Not Quite Dead by Lyla Payne
(A Lowcountry Ghost Story)
Publication date: April 1st 2014
Genres: Mystery, New Adult, Paranormal
A broken engagement sends Graciela Harper crawling back to Heron Creek with her tail between her legs, but finds the sleepy little town too changed to set her life right. Not even her budding drinking problem can obscure her Gramps’s failing health, or erase the mental picture of her first love happily married to her childhood best friend. To top it all off, she’s having a heck of time convincing the town’s dashing young mayor of her unfit-for-dating status.
When the ghost of 18th century lady pirate Anne Bonny starts insisting on a near daily audience, Graciela has to confront something else she never expected—being certifiably nuts at twenty-five years old.
Her brand new “I don’t give a crap” attitude makes it easy to dismiss the mysterious threats that seem to be tied to her search for more information on the long dead pirate, but when her family becomes a target, Gracie knows she needs to find out why the ghost insists on being a constant, reeking companion.
If Graciela can put aside her prejudice against people without a pulse, she may discover that Anne Bonny’s problems are intricately linked with her own. The past harbors answers could help the cantankerous spirit find closure, but she is, after all, already dead. If Graciela doesn’t move fast, she might find herself doing the haunting, instead of the other way around.
Find Not Quite Dead on Goodreads.
About Lyla Payne
Lyla Payne is represented by Kathleen Rushall at Marsal Lyon Literary Agency.
If you’re a fan of Young Adult fiction–science fiction or otherwise–please check out her work that’s published under the name Trisha Leigh. http://trishaleigh.com
Excerpt from Not Quite Dead

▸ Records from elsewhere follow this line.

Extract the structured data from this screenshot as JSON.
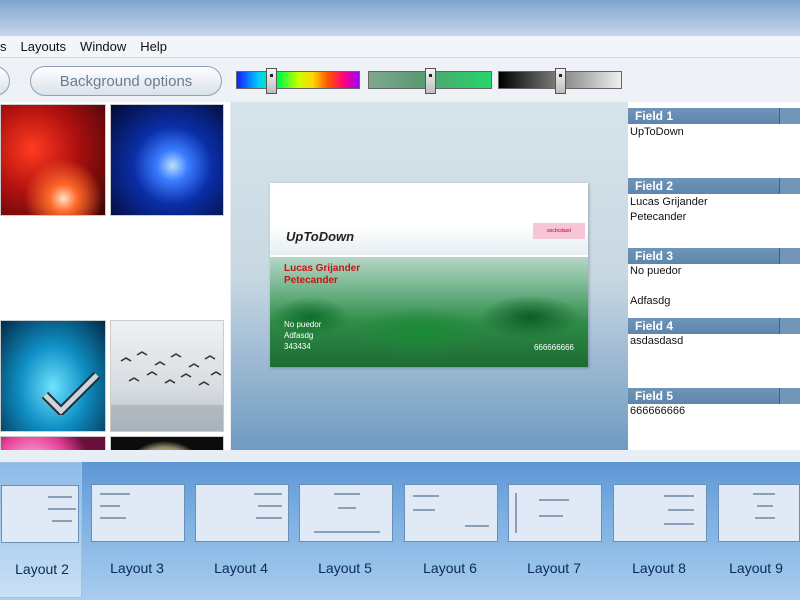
{
  "menu": {
    "items": [
      "s",
      "Layouts",
      "Window",
      "Help"
    ]
  },
  "toolbar": {
    "background_options_label": "Background options",
    "sliders": [
      {
        "name": "hue",
        "value_fraction": 0.28
      },
      {
        "name": "green-tint",
        "value_fraction": 0.5
      },
      {
        "name": "brightness",
        "value_fraction": 0.5
      }
    ]
  },
  "gallery": {
    "images": [
      "red-fireworks",
      "blue-fireworks",
      "coral-reef-checkmark",
      "flying-birds",
      "pink-flowers",
      "white-rose"
    ]
  },
  "preview": {
    "card": {
      "title": "UpToDown",
      "badge": "ascbcdasd",
      "name_line1": "Lucas Grijander",
      "name_line2": "Petecander",
      "detail_line1": "No puedor",
      "detail_line2": "Adfasdg",
      "detail_line3": "343434",
      "phone": "666666666"
    }
  },
  "fields": [
    {
      "label": "Field 1",
      "lines": [
        "UpToDown"
      ]
    },
    {
      "label": "Field 2",
      "lines": [
        "Lucas Grijander",
        "Petecander"
      ]
    },
    {
      "label": "Field 3",
      "lines": [
        "No puedor",
        "",
        "Adfasdg"
      ]
    },
    {
      "label": "Field 4",
      "lines": [
        "asdasdasd"
      ]
    },
    {
      "label": "Field 5",
      "lines": [
        "666666666"
      ]
    }
  ],
  "layouts": {
    "items": [
      "Layout 2",
      "Layout 3",
      "Layout 4",
      "Layout 5",
      "Layout 6",
      "Layout 7",
      "Layout 8",
      "Layout 9"
    ],
    "selected": "Layout 2"
  },
  "colors": {
    "accent": "#5e97d6",
    "field_header": "#7396b8",
    "card_name": "#c81414"
  }
}
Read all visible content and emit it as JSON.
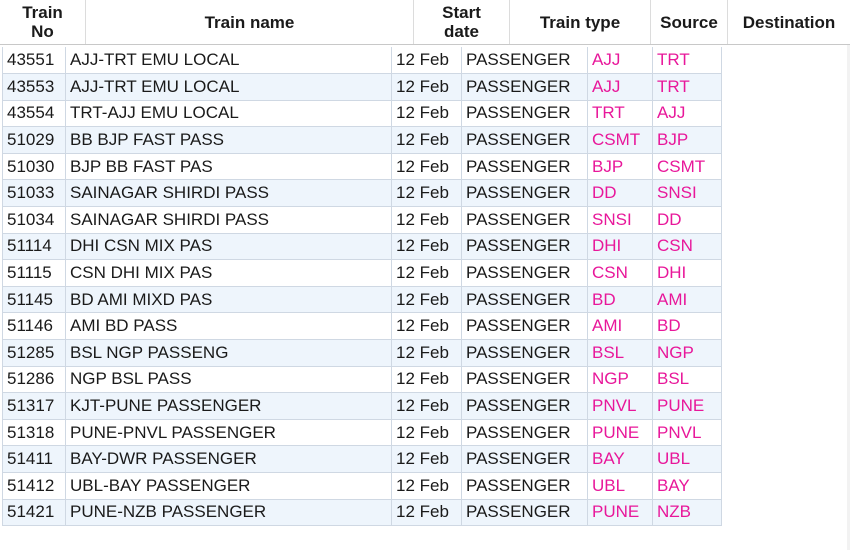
{
  "headers": {
    "train_no": [
      "Train",
      "No"
    ],
    "train_name": "Train name",
    "start_date": [
      "Start",
      "date"
    ],
    "train_type": "Train type",
    "source": "Source",
    "destination": "Destination"
  },
  "colors": {
    "code_text": "#e8179a",
    "alt_row": "#eef5fc",
    "grid_line": "#cfd8e3"
  },
  "rows": [
    {
      "no": "43551",
      "name": "AJJ-TRT EMU LOCAL",
      "date": "12 Feb",
      "type": "PASSENGER",
      "src": "AJJ",
      "dst": "TRT"
    },
    {
      "no": "43553",
      "name": "AJJ-TRT EMU LOCAL",
      "date": "12 Feb",
      "type": "PASSENGER",
      "src": "AJJ",
      "dst": "TRT"
    },
    {
      "no": "43554",
      "name": "TRT-AJJ EMU LOCAL",
      "date": "12 Feb",
      "type": "PASSENGER",
      "src": "TRT",
      "dst": "AJJ"
    },
    {
      "no": "51029",
      "name": "BB BJP FAST PASS",
      "date": "12 Feb",
      "type": "PASSENGER",
      "src": "CSMT",
      "dst": "BJP"
    },
    {
      "no": "51030",
      "name": "BJP BB FAST PAS",
      "date": "12 Feb",
      "type": "PASSENGER",
      "src": "BJP",
      "dst": "CSMT"
    },
    {
      "no": "51033",
      "name": "SAINAGAR SHIRDI PASS",
      "date": "12 Feb",
      "type": "PASSENGER",
      "src": "DD",
      "dst": "SNSI"
    },
    {
      "no": "51034",
      "name": "SAINAGAR SHIRDI PASS",
      "date": "12 Feb",
      "type": "PASSENGER",
      "src": "SNSI",
      "dst": "DD"
    },
    {
      "no": "51114",
      "name": "DHI CSN MIX PAS",
      "date": "12 Feb",
      "type": "PASSENGER",
      "src": "DHI",
      "dst": "CSN"
    },
    {
      "no": "51115",
      "name": "CSN DHI MIX PAS",
      "date": "12 Feb",
      "type": "PASSENGER",
      "src": "CSN",
      "dst": "DHI"
    },
    {
      "no": "51145",
      "name": "BD AMI MIXD PAS",
      "date": "12 Feb",
      "type": "PASSENGER",
      "src": "BD",
      "dst": "AMI"
    },
    {
      "no": "51146",
      "name": "AMI BD PASS",
      "date": "12 Feb",
      "type": "PASSENGER",
      "src": "AMI",
      "dst": "BD"
    },
    {
      "no": "51285",
      "name": "BSL NGP PASSENG",
      "date": "12 Feb",
      "type": "PASSENGER",
      "src": "BSL",
      "dst": "NGP"
    },
    {
      "no": "51286",
      "name": "NGP BSL PASS",
      "date": "12 Feb",
      "type": "PASSENGER",
      "src": "NGP",
      "dst": "BSL"
    },
    {
      "no": "51317",
      "name": "KJT-PUNE PASSENGER",
      "date": "12 Feb",
      "type": "PASSENGER",
      "src": "PNVL",
      "dst": "PUNE"
    },
    {
      "no": "51318",
      "name": "PUNE-PNVL PASSENGER",
      "date": "12 Feb",
      "type": "PASSENGER",
      "src": "PUNE",
      "dst": "PNVL"
    },
    {
      "no": "51411",
      "name": "BAY-DWR PASSENGER",
      "date": "12 Feb",
      "type": "PASSENGER",
      "src": "BAY",
      "dst": "UBL"
    },
    {
      "no": "51412",
      "name": "UBL-BAY PASSENGER",
      "date": "12 Feb",
      "type": "PASSENGER",
      "src": "UBL",
      "dst": "BAY"
    },
    {
      "no": "51421",
      "name": "PUNE-NZB PASSENGER",
      "date": "12 Feb",
      "type": "PASSENGER",
      "src": "PUNE",
      "dst": "NZB"
    }
  ]
}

Maybe it’s lingering fear of Anne’s ghost, or a sudden urge to burn some fat, but my feet find the sidewalk instead of my butt finding the driver’s seat of my car. I have an hour, and the walk will take fifteen minutes. I’ll regret it later, when the trek home in a hundred muggy degrees drenches me from head to toe, but that’s then.
I’m out to prove that I don’t give a shit about consequences after all. Fuck adulthood.
Avoiding my car turns out to be a moot point when, less than two blocks from Gramps’ house, the scraggly redhead from my backseat joins me on the sidewalk. Her gait matches mine, but her feet don’t make any sound on the concrete despite her clunky, knee-high leather boots. Lord if she doesn’t smell bad enough to gag a maggot, even outside.
Yesterday, I ran. Today, for some reason, it’s as though none of this is happening in real life and I don’t go faster, or slower, just keep going, eyes forward, clinging to the hope of waking up. It’s like swimming through the air with my blood pumping through me ten times too fast, depositing a chilly sweat on my brow and palms.
She doesn’t talk, but based on my sideways glances, the premise that she’s Anne Bonny seems legitimate. The smell and her stiff men’s shirt, trousers, and boots, combined with the sword and dagger belted at her waist, convince me that she’s Anne Bonny or that I’m going nuts. Or both.
The expression on her face wavers between frustration and sorrow, but nothing about it or her posture suggests causing harm is on her agenda. We walk side by side a few more steps, me and my reeking ghost, before my nerve returns out of nowhere.
Dead or not, she’s kind of starting to bug me.
“What do you want?” The question would sound more at home in the mouth of the first victim in a horror flick, but it has to be asked.
Even so, Anne—if it is Anne—doesn’t reply. Maybe she thinks it’s a dumb thing to ask, too.
“Okay, obviously you left your tongue in your grave. Let me guess, you want to grab a coffee and a bagel? I’m thinking about stopping at Westies, but I’m not sure…Oh,” I gasp as my body turns to ice.